Many mothers are like Martha in the Bible. Martha was the one who was always serving and giving and caring. She had a sister named Mary who was content to let Martha do all the work while she spent time with Jesus. And when Martha complained, whose side did Jesus take? He said, “Martha, Martha, you are worried and troubled about many things. Just one is needed. Mary has chosen the right thing, and it will not be taken from her” (Luke 10:38-42).
Mary chose to spend time with Jesus. And Jesus is the model of healthy caring. No one cared more about others than Jesus. The door of Jesus’ heart was open. But it wasn’t open all the time. Jesus took time for himself. He would get away from the demands of the crowds. He would spend time alone with God. So of course he approved when Mary did the same.
A healthy heart is a heart that is in touch with the heart of Jesus. We should care for reasons beyond just a sense of duty. Beyond maternal instinct. Females and males care because Jesus has changed our hearts and given us hearts that care as Jesus cared.
5) A healthy heart is able to hear God’s promptings. When our heart is working as it should, God doesn’t have to shout to get our attention. God can whisper. And this will not be possible if we are in the habit of saying, “OK, God, I have 30 seconds. What do you want to tell me?” A heart has to be quiet and patient to hear God’s whisper.
Here’s what Frederick Buechner says:
There is no chance thing through which God cannot speak. Even the walk from the house to the garage that you have walked ten thousand times before, even the moments when you cannot believe there is a God who speaks at all anywhere. To live without listening at all is to live deaf to the fullness of the music.
There is one thing I never want to get over as long as I live.

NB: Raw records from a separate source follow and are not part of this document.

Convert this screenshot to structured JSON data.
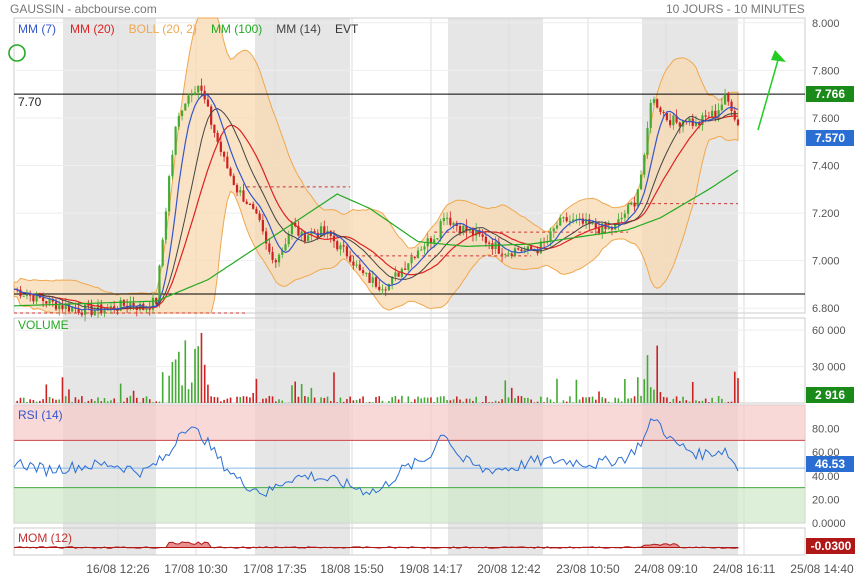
{
  "header": {
    "left": "GAUSSIN - abcbourse.com",
    "right": "10 JOURS - 10 MINUTES"
  },
  "legend": [
    {
      "label": "MM (7)",
      "color": "#3355cc"
    },
    {
      "label": "MM (20)",
      "color": "#dd2222"
    },
    {
      "label": "BOLL (20, 2)",
      "color": "#f0a850"
    },
    {
      "label": "MM (100)",
      "color": "#22aa22"
    },
    {
      "label": "MM (14)",
      "color": "#444444"
    },
    {
      "label": "EVT",
      "color": "#333333"
    }
  ],
  "panels": {
    "volume": "VOLUME",
    "rsi": "RSI (14)",
    "mom": "MOM (12)"
  },
  "tags": {
    "high_price": "7.766",
    "last_price": "7.570",
    "volume": "2 916",
    "rsi": "46.53",
    "mom": "-0.0300"
  },
  "level_label": "7.70",
  "chart_data": [
    {
      "type": "line",
      "panel": "price",
      "x_ticks": [
        "16/08 12:26",
        "17/08 10:30",
        "17/08 17:35",
        "18/08 15:50",
        "19/08 14:17",
        "20/08 12:42",
        "23/08 10:50",
        "24/08 09:10",
        "24/08 16:11",
        "25/08 14:40"
      ],
      "y_ticks": [
        "8.000",
        "7.800",
        "7.600",
        "7.400",
        "7.200",
        "7.000",
        "6.800"
      ],
      "ylim": [
        6.78,
        8.02
      ],
      "hlines": [
        7.7,
        6.86
      ],
      "last": 7.57,
      "high": 7.766,
      "close_path": [
        [
          0,
          6.88
        ],
        [
          6,
          6.85
        ],
        [
          12,
          6.82
        ],
        [
          18,
          6.8
        ],
        [
          24,
          6.79
        ],
        [
          30,
          6.8
        ],
        [
          36,
          6.82
        ],
        [
          40,
          6.8
        ],
        [
          44,
          6.83
        ],
        [
          48,
          7.35
        ],
        [
          50,
          7.55
        ],
        [
          52,
          7.65
        ],
        [
          55,
          7.72
        ],
        [
          57,
          7.74
        ],
        [
          59,
          7.67
        ],
        [
          61,
          7.58
        ],
        [
          63,
          7.5
        ],
        [
          65,
          7.42
        ],
        [
          67,
          7.36
        ],
        [
          69,
          7.3
        ],
        [
          72,
          7.25
        ],
        [
          74,
          7.2
        ],
        [
          76,
          7.15
        ],
        [
          78,
          7.06
        ],
        [
          80,
          7.0
        ],
        [
          83,
          7.05
        ],
        [
          86,
          7.15
        ],
        [
          89,
          7.1
        ],
        [
          92,
          7.12
        ],
        [
          95,
          7.12
        ],
        [
          98,
          7.1
        ],
        [
          101,
          7.05
        ],
        [
          104,
          7.02
        ],
        [
          107,
          6.95
        ],
        [
          110,
          6.92
        ],
        [
          113,
          6.9
        ],
        [
          116,
          6.9
        ],
        [
          119,
          6.95
        ],
        [
          122,
          7.0
        ],
        [
          125,
          7.05
        ],
        [
          128,
          7.08
        ],
        [
          131,
          7.12
        ],
        [
          133,
          7.2
        ],
        [
          135,
          7.17
        ],
        [
          138,
          7.14
        ],
        [
          141,
          7.12
        ],
        [
          144,
          7.1
        ],
        [
          147,
          7.08
        ],
        [
          150,
          7.05
        ],
        [
          153,
          7.04
        ],
        [
          156,
          7.05
        ],
        [
          159,
          7.04
        ],
        [
          162,
          7.05
        ],
        [
          165,
          7.08
        ],
        [
          168,
          7.15
        ],
        [
          171,
          7.17
        ],
        [
          174,
          7.16
        ],
        [
          177,
          7.15
        ],
        [
          180,
          7.14
        ],
        [
          183,
          7.13
        ],
        [
          186,
          7.14
        ],
        [
          189,
          7.2
        ],
        [
          192,
          7.25
        ],
        [
          195,
          7.42
        ],
        [
          197,
          7.68
        ],
        [
          199,
          7.66
        ],
        [
          202,
          7.6
        ],
        [
          205,
          7.58
        ],
        [
          208,
          7.6
        ],
        [
          211,
          7.57
        ],
        [
          214,
          7.6
        ],
        [
          217,
          7.62
        ],
        [
          220,
          7.68
        ],
        [
          222,
          7.65
        ],
        [
          224,
          7.57
        ]
      ],
      "ma100_path": [
        [
          0,
          6.81
        ],
        [
          44,
          6.83
        ],
        [
          60,
          6.92
        ],
        [
          80,
          7.1
        ],
        [
          100,
          7.28
        ],
        [
          110,
          7.22
        ],
        [
          125,
          7.08
        ],
        [
          140,
          7.06
        ],
        [
          160,
          7.07
        ],
        [
          190,
          7.13
        ],
        [
          200,
          7.18
        ],
        [
          215,
          7.3
        ],
        [
          224,
          7.38
        ]
      ],
      "dashed_levels": [
        {
          "from": 72,
          "to": 104,
          "y": 7.31
        },
        {
          "from": 0,
          "to": 72,
          "y": 6.78
        },
        {
          "from": 104,
          "to": 160,
          "y": 7.02
        },
        {
          "from": 130,
          "to": 190,
          "y": 7.12
        },
        {
          "from": 190,
          "to": 224,
          "y": 7.24
        }
      ]
    },
    {
      "type": "bar",
      "panel": "volume",
      "y_ticks": [
        "60 000",
        "30 000"
      ],
      "ylim": [
        0,
        70000
      ],
      "last": 2916
    },
    {
      "type": "line",
      "panel": "rsi",
      "y_ticks": [
        "80.00",
        "60.00",
        "40.00",
        "20.00",
        "0.0000"
      ],
      "ylim": [
        0,
        100
      ],
      "bands": [
        70,
        30
      ],
      "last": 46.53,
      "rsi_path": [
        [
          0,
          52
        ],
        [
          10,
          45
        ],
        [
          20,
          48
        ],
        [
          30,
          50
        ],
        [
          40,
          43
        ],
        [
          48,
          58
        ],
        [
          52,
          82
        ],
        [
          58,
          75
        ],
        [
          64,
          52
        ],
        [
          70,
          35
        ],
        [
          78,
          25
        ],
        [
          85,
          38
        ],
        [
          92,
          40
        ],
        [
          100,
          35
        ],
        [
          108,
          28
        ],
        [
          113,
          27
        ],
        [
          120,
          45
        ],
        [
          128,
          55
        ],
        [
          133,
          78
        ],
        [
          138,
          55
        ],
        [
          145,
          45
        ],
        [
          155,
          47
        ],
        [
          160,
          52
        ],
        [
          170,
          53
        ],
        [
          180,
          50
        ],
        [
          190,
          56
        ],
        [
          195,
          72
        ],
        [
          198,
          90
        ],
        [
          204,
          68
        ],
        [
          212,
          58
        ],
        [
          220,
          62
        ],
        [
          224,
          46
        ]
      ]
    },
    {
      "type": "area",
      "panel": "mom",
      "last": -0.03
    }
  ]
}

That God, Creator and Ruler of this universe wants to speak to me. Sometimes just to comfort me, as a mother comforts a child. Sometimes to convict me of something I have said or done that was wrong. Sometimes to give me an idea. That blows my mind. An idea sent from the Creator and Ruler of the universe to me! Sometimes God is just saying, “You are a treasure to me. Do you know that? Do you know that I’m crazy about you?”
God is speaking. But if our hearts are not working right, we can’t hear God. We’re so busy running around doing God’s work that we’re not allowing him to guide us and to show us what is truly important.
So how’s your heart? How did you do on this heart check? Are you able to feel the ups and the downs of life? Are you mindful of moments and fully present with those you love? Are you able to laugh and let down and have fun? Do you have a heart that cares about other people? Are you able to hear God when God has something to say to you?
Chances are you’re doing better in some areas than others. Will you give some deliberate and prayerful attention this week to heart work where you need that “new heart” God promises to give us? The value of going to the doctor to get your heart checked is not just knowing what is wrong. It is taking that knowledge and doing something with it to make you heart healthier. So too with our heart check this morning.
Henri Nouwen wrote this:
Our heart is the central and unifying organ of our personalities. It is the place where God dwells. And not only that. It is the place where Satan directs his fiercest attacks.
Which is why God promises:
A new heart I will give you, and a new Spirit I will put within you; and I will remove from your body the heart of stone and give you a heart of flesh.
We thank you on this day, O God, for our mothers, whose tender, loving hearts have given us so much. We pray for all mothers and all fathers and all children and all families. What a blessing your gift of family is and how far we’ve fallen short of realizing that blessing. We pray today, God, for new hearts, healthy hearts, hearts that work the way you want them to work, hearts through which you can work. May we love you and serve you with all our hearts. In Jesus’ name, Amen.